Assigned task
Retype everything in the listing, leaving each line exactly as it is.

--------

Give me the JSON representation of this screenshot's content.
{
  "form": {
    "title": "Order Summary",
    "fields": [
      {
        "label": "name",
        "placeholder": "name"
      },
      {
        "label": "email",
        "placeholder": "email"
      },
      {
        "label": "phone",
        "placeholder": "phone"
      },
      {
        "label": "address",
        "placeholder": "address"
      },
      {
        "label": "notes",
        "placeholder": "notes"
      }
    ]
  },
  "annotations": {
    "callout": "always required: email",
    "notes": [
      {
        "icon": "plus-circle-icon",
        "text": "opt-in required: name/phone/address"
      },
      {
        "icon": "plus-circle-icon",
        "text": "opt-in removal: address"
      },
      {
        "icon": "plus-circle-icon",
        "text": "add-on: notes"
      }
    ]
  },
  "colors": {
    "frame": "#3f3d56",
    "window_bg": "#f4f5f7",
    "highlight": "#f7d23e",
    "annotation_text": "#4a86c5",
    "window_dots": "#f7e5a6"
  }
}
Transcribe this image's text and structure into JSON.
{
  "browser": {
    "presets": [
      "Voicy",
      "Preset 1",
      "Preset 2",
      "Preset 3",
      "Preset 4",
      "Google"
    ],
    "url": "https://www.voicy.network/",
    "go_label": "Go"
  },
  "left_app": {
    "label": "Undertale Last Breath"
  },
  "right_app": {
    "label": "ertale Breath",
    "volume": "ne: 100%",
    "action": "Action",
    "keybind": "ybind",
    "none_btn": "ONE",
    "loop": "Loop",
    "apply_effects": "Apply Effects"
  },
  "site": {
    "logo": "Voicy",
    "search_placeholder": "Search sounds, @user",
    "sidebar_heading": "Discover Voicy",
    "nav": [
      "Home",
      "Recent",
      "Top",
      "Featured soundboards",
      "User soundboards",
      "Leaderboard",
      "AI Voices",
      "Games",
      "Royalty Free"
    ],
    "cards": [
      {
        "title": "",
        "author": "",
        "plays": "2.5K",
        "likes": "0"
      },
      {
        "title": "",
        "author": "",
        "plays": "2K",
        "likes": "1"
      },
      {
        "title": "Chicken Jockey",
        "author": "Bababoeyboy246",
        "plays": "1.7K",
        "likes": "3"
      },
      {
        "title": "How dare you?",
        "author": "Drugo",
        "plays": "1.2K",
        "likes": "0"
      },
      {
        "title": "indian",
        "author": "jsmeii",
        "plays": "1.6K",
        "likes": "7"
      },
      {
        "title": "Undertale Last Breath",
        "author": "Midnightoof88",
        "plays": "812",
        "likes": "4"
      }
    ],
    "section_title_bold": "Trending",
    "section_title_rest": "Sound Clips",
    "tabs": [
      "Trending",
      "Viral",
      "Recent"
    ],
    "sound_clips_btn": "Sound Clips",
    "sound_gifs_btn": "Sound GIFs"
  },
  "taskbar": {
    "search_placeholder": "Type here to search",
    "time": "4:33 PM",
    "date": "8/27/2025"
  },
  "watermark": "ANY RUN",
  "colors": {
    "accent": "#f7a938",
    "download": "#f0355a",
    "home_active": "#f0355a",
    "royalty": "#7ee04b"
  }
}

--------

Completed task
Give me the JSON representation of this screenshot's content.
{
  "form": {
    "title": "Order Summary",
    "fields": [
      {
        "label": "name",
        "placeholder": "name"
      },
      {
        "label": "email",
        "placeholder": "email"
      },
      {
        "label": "phone",
        "placeholder": "phone"
      },
      {
        "label": "address",
        "placeholder": "address"
      },
      {
        "label": "notes",
        "placeholder": "notes"
      }
    ]
  },
  "annotations": {
    "callout": "always required: email",
    "notes": [
      {
        "icon": "plus-circle-icon",
        "text": "opt-in required: name/phone/address"
      },
      {
        "icon": "plus-circle-icon",
        "text": "opt-in removal: address"
      },
      {
        "icon": "plus-circle-icon",
        "text": "add-on: notes"
      }
    ]
  },
  "colors": {
    "frame": "#3f3d56",
    "window_bg": "#f4f5f7",
    "highlight": "#f7d23e",
    "annotation_text": "#4a86c5",
    "window_dots": "#f7e5a6"
  }
}
Transcribe this image's text and structure into JSON.
{
  "browser": {
    "presets": [
      "Voicy",
      "Preset 1",
      "Preset 2",
      "Preset 3",
      "Preset 4",
      "Google"
    ],
    "url": "https://www.voicy.network/",
    "go_label": "Go"
  },
  "left_app": {
    "label": "Undertale Last Breath"
  },
  "right_app": {
    "label": "ertale Breath",
    "volume": "ne: 100%",
    "action": "Action",
    "keybind": "ybind",
    "none_btn": "ONE",
    "loop": "Loop",
    "apply_effects": "Apply Effects"
  },
  "site": {
    "logo": "Voicy",
    "search_placeholder": "Search sounds, @user",
    "sidebar_heading": "Discover Voicy",
    "nav": [
      "Home",
      "Recent",
      "Top",
      "Featured soundboards",
      "User soundboards",
      "Leaderboard",
      "AI Voices",
      "Games",
      "Royalty Free"
    ],
    "cards": [
      {
        "title": "",
        "author": "",
        "plays": "2.5K",
        "likes": "0"
      },
      {
        "title": "",
        "author": "",
        "plays": "2K",
        "likes": "1"
      },
      {
        "title": "Chicken Jockey",
        "author": "Bababoeyboy246",
        "plays": "1.7K",
        "likes": "3"
      },
      {
        "title": "How dare you?",
        "author": "Drugo",
        "plays": "1.2K",
        "likes": "0"
      },
      {
        "title": "indian",
        "author": "jsmeii",
        "plays": "1.6K",
        "likes": "7"
      },
      {
        "title": "Undertale Last Breath",
        "author": "Midnightoof88",
        "plays": "812",
        "likes": "4"
      }
    ],
    "section_title_bold": "Trending",
    "section_title_rest": "Sound Clips",
    "tabs": [
      "Trending",
      "Viral",
      "Recent"
    ],
    "sound_clips_btn": "Sound Clips",
    "sound_gifs_btn": "Sound GIFs"
  },
  "taskbar": {
    "search_placeholder": "Type here to search",
    "time": "4:33 PM",
    "date": "8/27/2025"
  },
  "watermark": "ANY RUN",
  "colors": {
    "accent": "#f7a938",
    "download": "#f0355a",
    "home_active": "#f0355a",
    "royalty": "#7ee04b"
  }
}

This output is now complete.